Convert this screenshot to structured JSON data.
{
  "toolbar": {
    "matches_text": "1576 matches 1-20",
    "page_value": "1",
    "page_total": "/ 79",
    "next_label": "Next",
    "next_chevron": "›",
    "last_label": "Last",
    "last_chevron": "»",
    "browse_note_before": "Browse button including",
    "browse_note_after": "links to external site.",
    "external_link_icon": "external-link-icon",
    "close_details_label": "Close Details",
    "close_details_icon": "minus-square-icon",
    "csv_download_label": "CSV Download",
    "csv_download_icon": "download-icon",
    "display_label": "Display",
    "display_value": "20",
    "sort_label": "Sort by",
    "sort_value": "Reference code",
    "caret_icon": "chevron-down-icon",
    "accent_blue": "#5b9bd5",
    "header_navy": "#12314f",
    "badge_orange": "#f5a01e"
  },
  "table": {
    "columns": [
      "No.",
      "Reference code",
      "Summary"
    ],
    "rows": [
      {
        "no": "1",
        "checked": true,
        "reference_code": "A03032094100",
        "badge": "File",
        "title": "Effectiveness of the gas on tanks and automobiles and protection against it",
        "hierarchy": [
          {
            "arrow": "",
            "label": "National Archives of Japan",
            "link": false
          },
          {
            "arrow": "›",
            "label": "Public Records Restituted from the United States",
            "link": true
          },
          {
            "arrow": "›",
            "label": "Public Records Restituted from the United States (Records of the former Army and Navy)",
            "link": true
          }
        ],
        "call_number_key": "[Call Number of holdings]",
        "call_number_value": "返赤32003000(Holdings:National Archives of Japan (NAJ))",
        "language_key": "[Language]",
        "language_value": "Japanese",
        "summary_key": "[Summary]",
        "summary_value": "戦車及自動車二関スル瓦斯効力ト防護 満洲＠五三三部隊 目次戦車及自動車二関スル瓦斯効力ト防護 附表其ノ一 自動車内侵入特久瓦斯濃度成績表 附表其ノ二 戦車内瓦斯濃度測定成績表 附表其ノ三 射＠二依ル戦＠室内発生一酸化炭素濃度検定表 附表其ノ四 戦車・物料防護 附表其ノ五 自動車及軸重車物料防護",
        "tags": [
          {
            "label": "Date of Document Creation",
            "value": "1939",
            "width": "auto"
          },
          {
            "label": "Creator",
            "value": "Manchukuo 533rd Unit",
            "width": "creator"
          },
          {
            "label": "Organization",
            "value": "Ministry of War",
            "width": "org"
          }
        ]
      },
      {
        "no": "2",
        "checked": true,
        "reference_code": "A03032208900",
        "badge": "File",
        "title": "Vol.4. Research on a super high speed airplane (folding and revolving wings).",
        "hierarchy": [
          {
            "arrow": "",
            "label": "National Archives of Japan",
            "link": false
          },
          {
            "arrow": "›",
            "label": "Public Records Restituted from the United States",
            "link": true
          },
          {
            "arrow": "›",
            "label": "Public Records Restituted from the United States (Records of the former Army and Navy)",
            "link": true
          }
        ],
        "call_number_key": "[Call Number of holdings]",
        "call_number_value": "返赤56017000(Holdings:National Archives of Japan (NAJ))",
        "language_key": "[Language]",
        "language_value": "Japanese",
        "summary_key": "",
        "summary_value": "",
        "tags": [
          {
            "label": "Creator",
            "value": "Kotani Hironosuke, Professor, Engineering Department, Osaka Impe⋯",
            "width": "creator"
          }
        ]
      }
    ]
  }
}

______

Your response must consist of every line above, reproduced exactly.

Convert this screenshot to structured JSON data.
{
  "toolbar": {
    "matches_text": "1576 matches 1-20",
    "page_value": "1",
    "page_total": "/ 79",
    "next_label": "Next",
    "next_chevron": "›",
    "last_label": "Last",
    "last_chevron": "»",
    "browse_note_before": "Browse button including",
    "browse_note_after": "links to external site.",
    "external_link_icon": "external-link-icon",
    "close_details_label": "Close Details",
    "close_details_icon": "minus-square-icon",
    "csv_download_label": "CSV Download",
    "csv_download_icon": "download-icon",
    "display_label": "Display",
    "display_value": "20",
    "sort_label": "Sort by",
    "sort_value": "Reference code",
    "caret_icon": "chevron-down-icon",
    "accent_blue": "#5b9bd5",
    "header_navy": "#12314f",
    "badge_orange": "#f5a01e"
  },
  "table": {
    "columns": [
      "No.",
      "Reference code",
      "Summary"
    ],
    "rows": [
      {
        "no": "1",
        "checked": true,
        "reference_code": "A03032094100",
        "badge": "File",
        "title": "Effectiveness of the gas on tanks and automobiles and protection against it",
        "hierarchy": [
          {
            "arrow": "",
            "label": "National Archives of Japan",
            "link": false
          },
          {
            "arrow": "›",
            "label": "Public Records Restituted from the United States",
            "link": true
          },
          {
            "arrow": "›",
            "label": "Public Records Restituted from the United States (Records of the former Army and Navy)",
            "link": true
          }
        ],
        "call_number_key": "[Call Number of holdings]",
        "call_number_value": "返赤32003000(Holdings:National Archives of Japan (NAJ))",
        "language_key": "[Language]",
        "language_value": "Japanese",
        "summary_key": "[Summary]",
        "summary_value": "戦車及自動車二関スル瓦斯効力ト防護 満洲＠五三三部隊 目次戦車及自動車二関スル瓦斯効力ト防護 附表其ノ一 自動車内侵入特久瓦斯濃度成績表 附表其ノ二 戦車内瓦斯濃度測定成績表 附表其ノ三 射＠二依ル戦＠室内発生一酸化炭素濃度検定表 附表其ノ四 戦車・物料防護 附表其ノ五 自動車及軸重車物料防護",
        "tags": [
          {
            "label": "Date of Document Creation",
            "value": "1939",
            "width": "auto"
          },
          {
            "label": "Creator",
            "value": "Manchukuo 533rd Unit",
            "width": "creator"
          },
          {
            "label": "Organization",
            "value": "Ministry of War",
            "width": "org"
          }
        ]
      },
      {
        "no": "2",
        "checked": true,
        "reference_code": "A03032208900",
        "badge": "File",
        "title": "Vol.4. Research on a super high speed airplane (folding and revolving wings).",
        "hierarchy": [
          {
            "arrow": "",
            "label": "National Archives of Japan",
            "link": false
          },
          {
            "arrow": "›",
            "label": "Public Records Restituted from the United States",
            "link": true
          },
          {
            "arrow": "›",
            "label": "Public Records Restituted from the United States (Records of the former Army and Navy)",
            "link": true
          }
        ],
        "call_number_key": "[Call Number of holdings]",
        "call_number_value": "返赤56017000(Holdings:National Archives of Japan (NAJ))",
        "language_key": "[Language]",
        "language_value": "Japanese",
        "summary_key": "",
        "summary_value": "",
        "tags": [
          {
            "label": "Creator",
            "value": "Kotani Hironosuke, Professor, Engineering Department, Osaka Impe⋯",
            "width": "creator"
          }
        ]
      }
    ]
  }
}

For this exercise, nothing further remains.